An intelligence officer's whistleblower complaint that the Trump administration is holding Congress back refers to a telephone conversation that the President, a senior US intelligence officer familiar with the matter, had confirmed to NBC News on Wednesday night.
The Washington Post Citing two former US officials who were familiar with the matter, they first reported that the complaint had been reimbursed by an intelligence official who made a promise to Trump while communicating and interacting with one foreign leaders had been worried.
The fact that the complaint had been filed by a secret service The official was known, but the subject was a closely guarded secret.
An intelligence officer's announcement of a private phone call from the president would be an extraordinary development that would probably not have set a precedent in US history.
This was not immediately clear, with which foreign leader Trump spoke or what he promised to deliver, the post reported. The White House did not immediately respond to a request for comment.
The office of the National Intelligence Director Joseph Maguire and the office of Chairman of the Intelligence Committee of the House of Adam Ship had no opinion on the report on Wednesday evening.
In recent days, the secret whistleblower complaint has been the subject of an increasingly fierce dispute between the incumbent intelligence chief and ship, who claims Maguire and requested a copy of the complaint. Maguire has agreed to testify publicly next week, Schiff announced Wednesday. "The committee attaches utmost importance to the protection of whistleblowers and their complaints to Congress."

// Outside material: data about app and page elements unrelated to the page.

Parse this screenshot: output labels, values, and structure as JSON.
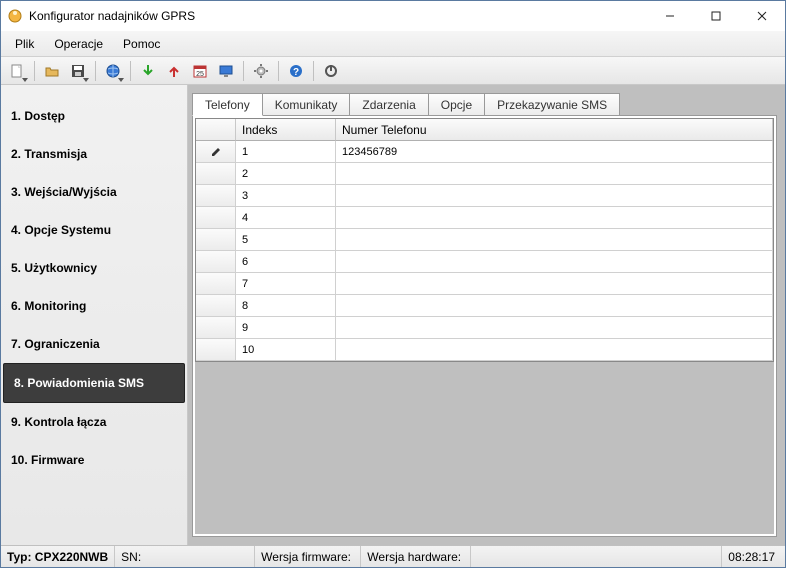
{
  "window": {
    "title": "Konfigurator nadajników GPRS"
  },
  "menu": {
    "file": "Plik",
    "operations": "Operacje",
    "help": "Pomoc"
  },
  "sidebar": {
    "items": [
      {
        "label": "1. Dostęp"
      },
      {
        "label": "2. Transmisja"
      },
      {
        "label": "3. Wejścia/Wyjścia"
      },
      {
        "label": "4. Opcje Systemu"
      },
      {
        "label": "5. Użytkownicy"
      },
      {
        "label": "6. Monitoring"
      },
      {
        "label": "7. Ograniczenia"
      },
      {
        "label": "8. Powiadomienia SMS"
      },
      {
        "label": "9. Kontrola łącza"
      },
      {
        "label": "10. Firmware"
      }
    ],
    "activeIndex": 7
  },
  "tabs": {
    "items": [
      {
        "label": "Telefony"
      },
      {
        "label": "Komunikaty"
      },
      {
        "label": "Zdarzenia"
      },
      {
        "label": "Opcje"
      },
      {
        "label": "Przekazywanie SMS"
      }
    ],
    "activeIndex": 0
  },
  "grid": {
    "headers": {
      "index": "Indeks",
      "number": "Numer Telefonu"
    },
    "rows": [
      {
        "marker": "✎",
        "index": "1",
        "number": "123456789"
      },
      {
        "marker": "",
        "index": "2",
        "number": ""
      },
      {
        "marker": "",
        "index": "3",
        "number": ""
      },
      {
        "marker": "",
        "index": "4",
        "number": ""
      },
      {
        "marker": "",
        "index": "5",
        "number": ""
      },
      {
        "marker": "",
        "index": "6",
        "number": ""
      },
      {
        "marker": "",
        "index": "7",
        "number": ""
      },
      {
        "marker": "",
        "index": "8",
        "number": ""
      },
      {
        "marker": "",
        "index": "9",
        "number": ""
      },
      {
        "marker": "",
        "index": "10",
        "number": ""
      }
    ]
  },
  "status": {
    "type_label": "Typ:",
    "type_value": "CPX220NWB",
    "sn_label": "SN:",
    "sn_value": "",
    "fw_label": "Wersja firmware:",
    "fw_value": "",
    "hw_label": "Wersja hardware:",
    "hw_value": "",
    "clock": "08:28:17"
  },
  "icons": {
    "new": "new-file-icon",
    "open": "open-folder-icon",
    "save": "save-icon",
    "globe": "globe-icon",
    "download": "download-icon",
    "upload": "upload-icon",
    "calendar": "calendar-icon",
    "monitor": "monitor-icon",
    "gear": "gear-icon",
    "help": "help-icon",
    "power": "power-icon"
  }
}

The affair became public on Friday when Schiff announced that an unspecified complaint against whistleblower had been filed with the Inspector General of Intelligence. but was restrained by his committee. This independent watchdog considered the matter an "urgent concern" that he had by law passed on to Congressional intelligence committees.

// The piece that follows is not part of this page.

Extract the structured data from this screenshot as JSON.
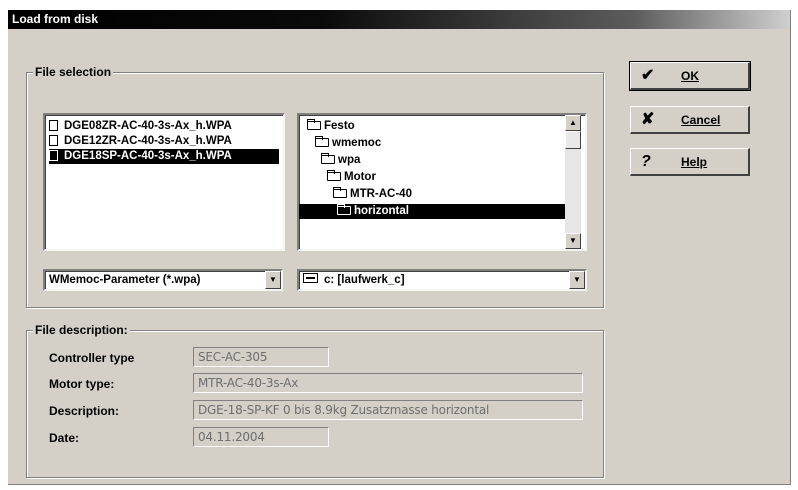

But Maguire outvoted him in consultation with the Department of Justice according to a series of letters between a DNI lawyer and ship that were published.
Ship said it was illegal and caused the specter of coverup. The DNI argued that it was legal. Jason Klitenic, the DNI's General Counsel, said in a letter to Congressmen on Tuesday that the activity covered in the complaint contains "confidential and potentially privileged communications."
Schiff said Maguire had informed him that he was holding back the appeal due to a higher authority decision, but the DNI has not stated whether he acted on the order of the White House.